Disturbia
After his father's death, Kale (Shia LaBeouf) becomes sullen, withdrawn, and troubled - so much so that he finds himself under a court-ordered sentence of house arrest. His mother, Julie (Carrie-Anne Moss), works night and day to support herself and her son, only to be met with indifference and lethargy.
The walls of his house begin to close in on Kale. He becomes a voyeur as his interests turn outside the windows of his suburban home towards those of his neighbors, one of which Kale begins to suspect is a serial killer. But, are his suspicions merely the product of cabin fever and his overactive imagination?

In the vein of Hitchcock director DJ Caruso(2 for the Money, Salton Sea) brings a fresh new look at classics such as Rear Window. Do not be confused...although in the same vein, Disturbia is very very different than the ancestors.

Disturbia is raw, intense, and more than a peeping Tom's stake out.

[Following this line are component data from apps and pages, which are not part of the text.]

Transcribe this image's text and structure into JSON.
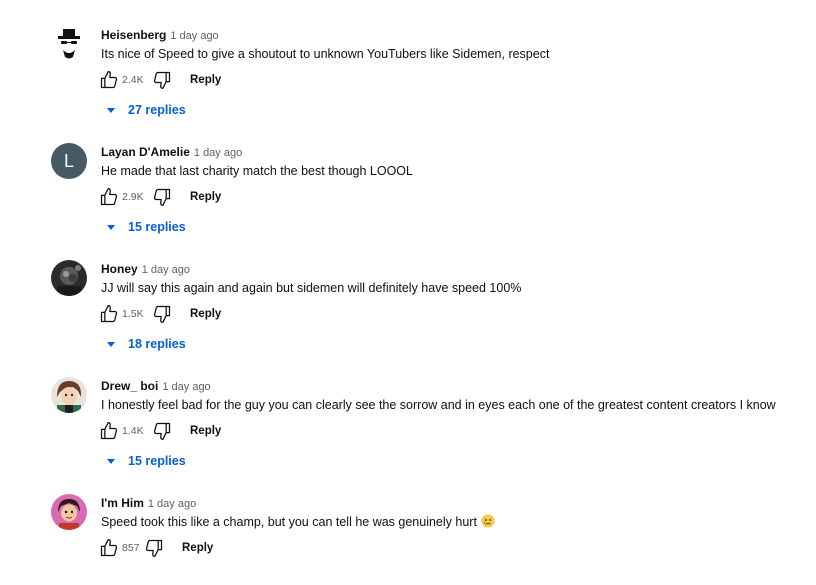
{
  "comments": [
    {
      "author": "Heisenberg",
      "time": "1 day ago",
      "text": "Its nice of Speed to give a shoutout to unknown YouTubers like Sidemen, respect",
      "likes": "2.4K",
      "reply_label": "Reply",
      "replies": "27 replies",
      "avatar": "heisenberg-avatar"
    },
    {
      "author": "Layan D'Amelie",
      "time": "1 day ago",
      "text": "He made that last charity match the best though LOOOL",
      "likes": "2.9K",
      "reply_label": "Reply",
      "replies": "15 replies",
      "avatar_letter": "L",
      "avatar_color": "#455a64"
    },
    {
      "author": "Honey",
      "time": "1 day ago",
      "text": "JJ will say this again and again but sidemen will definitely have speed 100%",
      "likes": "1.5K",
      "reply_label": "Reply",
      "replies": "18 replies",
      "avatar": "photo-avatar"
    },
    {
      "author": "Drew_ boi",
      "time": "1 day ago",
      "text": "I honestly feel bad for the guy you can clearly see the sorrow and in eyes each one of the greatest content creators I know",
      "likes": "1.4K",
      "reply_label": "Reply",
      "replies": "15 replies",
      "avatar": "anime-avatar"
    },
    {
      "author": "I'm Him",
      "time": "1 day ago",
      "text": "Speed took this like a champ, but you can tell he was genuinely hurt",
      "emoji": "sad-face-emoji",
      "likes": "857",
      "reply_label": "Reply",
      "avatar": "cartoon-avatar"
    }
  ],
  "colors": {
    "link_blue": "#065fd4",
    "secondary_text": "#606060"
  }
}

The films characters are deep and 3D. The language of the characters are fast and witty with depth and insight.

Shia does an amazing amazing job and carries the entire film on his back without stumbling, tripping, or even sweating. I can't wait to see what else is to come from the young actor beyond mega stardom hits like Transformers and Indy 4.

Moss(Matrix, Memento) does surprisingly well as a trying mother and David Morse(Green Mile, 12 Monkeys, 16 Blocks) playing that creepy big oaf as he does so well is exactly as you expect.

My only complaint is maybe a little rust here and there that might only be bothering in a rewatch or two. The biggest fault is seeing a villains beautiful build up only end a little too fast and maybe a bit too easy.

The editing and direction of Disturbia is ALMOST flawless. Some of the hero/enemy struggle scenes are a little jolting but are easy to look over has the director and camera marry into a very exciting, intense, and intense cinematic ride.
Reviewed by: shea